Exercise brief:
Please filter the data below down to the lines holding the string "JSON".

##### Data supplied

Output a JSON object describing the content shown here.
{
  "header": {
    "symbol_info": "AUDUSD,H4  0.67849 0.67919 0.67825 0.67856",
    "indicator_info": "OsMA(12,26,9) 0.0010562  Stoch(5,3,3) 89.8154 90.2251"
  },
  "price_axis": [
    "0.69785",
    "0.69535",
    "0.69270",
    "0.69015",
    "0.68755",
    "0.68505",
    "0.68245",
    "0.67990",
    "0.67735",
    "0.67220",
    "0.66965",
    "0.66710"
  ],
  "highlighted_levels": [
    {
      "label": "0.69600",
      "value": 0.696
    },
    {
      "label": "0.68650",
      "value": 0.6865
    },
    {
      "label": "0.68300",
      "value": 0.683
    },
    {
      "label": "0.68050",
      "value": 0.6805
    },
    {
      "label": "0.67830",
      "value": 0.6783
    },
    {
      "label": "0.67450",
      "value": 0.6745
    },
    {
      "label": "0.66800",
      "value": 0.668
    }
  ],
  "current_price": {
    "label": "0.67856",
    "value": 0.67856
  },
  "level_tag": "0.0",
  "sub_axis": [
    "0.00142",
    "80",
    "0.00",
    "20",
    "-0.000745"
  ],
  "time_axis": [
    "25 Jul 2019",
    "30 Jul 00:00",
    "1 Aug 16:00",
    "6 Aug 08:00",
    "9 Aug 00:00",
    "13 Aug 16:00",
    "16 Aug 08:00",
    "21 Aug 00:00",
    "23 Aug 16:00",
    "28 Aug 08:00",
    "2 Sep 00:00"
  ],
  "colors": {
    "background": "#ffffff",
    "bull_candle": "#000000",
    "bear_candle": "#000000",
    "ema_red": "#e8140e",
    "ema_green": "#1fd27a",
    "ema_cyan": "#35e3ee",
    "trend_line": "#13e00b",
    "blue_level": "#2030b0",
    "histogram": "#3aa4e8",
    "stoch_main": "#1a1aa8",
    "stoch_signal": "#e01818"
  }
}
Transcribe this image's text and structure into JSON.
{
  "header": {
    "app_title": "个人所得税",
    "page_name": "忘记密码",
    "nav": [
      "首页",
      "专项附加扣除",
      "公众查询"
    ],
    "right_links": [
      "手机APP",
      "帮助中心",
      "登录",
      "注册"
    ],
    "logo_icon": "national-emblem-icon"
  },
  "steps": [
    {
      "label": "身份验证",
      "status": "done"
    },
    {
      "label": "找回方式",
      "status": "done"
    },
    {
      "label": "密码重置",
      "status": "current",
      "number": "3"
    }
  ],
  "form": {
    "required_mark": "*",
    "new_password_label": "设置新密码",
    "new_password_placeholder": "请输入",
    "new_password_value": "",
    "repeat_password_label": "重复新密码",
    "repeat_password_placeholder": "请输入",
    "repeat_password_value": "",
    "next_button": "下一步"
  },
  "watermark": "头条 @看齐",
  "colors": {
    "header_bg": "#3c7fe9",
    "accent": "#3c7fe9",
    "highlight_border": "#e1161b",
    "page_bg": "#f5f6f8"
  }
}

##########

Task result:
Output a JSON object describing the content shown here.
Transcribe this image's text and structure into JSON.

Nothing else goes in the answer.